Sunday, December 6, 2009
Laksa is almost everywhere available. Basically there are two types of laksa: curry laksa (curry mee) and assam laksa. The curry laksa is served in a coconut curry soup while assam laksa refers to noodles served in a sour fish soup. The noodles used are thick though thin noodles (bee hoon) are used too.
Spicy or not? Laksa for sure is one of the more spicy dishes you will find in Malaysia. In general of all Malaysian food, I found the Malay laksa spicier then the Chinese laksa. The assam laksa, with it's sour fish has a distinct different taste then anything else with the exception maybe of the Tom Yam soups you find in Malaysia and Thailand. Curry Mee is usually less spicy though you may have to ask for no sambal if you don't like it too spicy.
Curry laksa, or simply laksa in Malaysian food is a coconut based curry soup. Ingredients usually include tofu, fish, prawn and cockles. In Malaysia some hawkers sell chicken laksa, leaving the prawns. Laksa is usually spice also because it is served with sambal chili paste.

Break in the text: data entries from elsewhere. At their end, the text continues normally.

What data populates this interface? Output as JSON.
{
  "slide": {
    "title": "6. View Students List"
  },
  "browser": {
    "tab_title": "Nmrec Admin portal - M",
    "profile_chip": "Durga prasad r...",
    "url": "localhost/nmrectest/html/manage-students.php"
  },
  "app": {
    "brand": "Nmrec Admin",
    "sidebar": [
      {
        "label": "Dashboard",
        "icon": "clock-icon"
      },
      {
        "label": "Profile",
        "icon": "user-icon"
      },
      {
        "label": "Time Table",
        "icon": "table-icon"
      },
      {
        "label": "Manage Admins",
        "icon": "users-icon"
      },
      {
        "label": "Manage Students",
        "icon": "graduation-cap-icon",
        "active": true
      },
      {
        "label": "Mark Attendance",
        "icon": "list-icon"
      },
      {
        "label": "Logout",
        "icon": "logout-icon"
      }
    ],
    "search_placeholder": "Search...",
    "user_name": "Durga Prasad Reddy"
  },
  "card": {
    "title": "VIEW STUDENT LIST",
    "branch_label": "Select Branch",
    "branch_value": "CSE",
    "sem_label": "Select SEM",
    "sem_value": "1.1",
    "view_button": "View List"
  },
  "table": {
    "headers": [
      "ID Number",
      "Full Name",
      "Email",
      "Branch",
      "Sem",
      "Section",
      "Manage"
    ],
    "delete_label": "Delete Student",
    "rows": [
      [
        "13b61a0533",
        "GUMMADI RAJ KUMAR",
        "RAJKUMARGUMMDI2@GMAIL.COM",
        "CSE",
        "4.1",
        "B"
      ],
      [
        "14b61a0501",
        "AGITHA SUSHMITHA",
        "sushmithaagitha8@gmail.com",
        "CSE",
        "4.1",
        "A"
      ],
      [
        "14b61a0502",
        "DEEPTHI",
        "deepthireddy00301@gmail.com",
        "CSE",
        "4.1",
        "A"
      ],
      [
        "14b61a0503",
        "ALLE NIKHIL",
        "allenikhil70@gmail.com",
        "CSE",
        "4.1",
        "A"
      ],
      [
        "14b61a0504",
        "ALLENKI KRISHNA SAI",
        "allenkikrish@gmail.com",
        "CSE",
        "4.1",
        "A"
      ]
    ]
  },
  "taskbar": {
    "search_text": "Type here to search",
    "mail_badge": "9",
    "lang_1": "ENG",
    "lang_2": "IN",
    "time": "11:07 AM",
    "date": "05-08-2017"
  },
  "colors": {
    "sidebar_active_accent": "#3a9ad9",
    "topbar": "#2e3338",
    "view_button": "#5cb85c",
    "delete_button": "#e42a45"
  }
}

This kind of laksa is also known as curry mee in Penang while in other states people know it as curry laksa. The real difference is the kind of noodles used, thick white noodles in laksa mee while in curry mee they use the yellow noodles. Curry mee is one of my more favorite mee dishes and Mee Gerai Tzien Fatt in Sitiawan serves some of the very best curry mee in the surrounding of Pangkor and Lumut.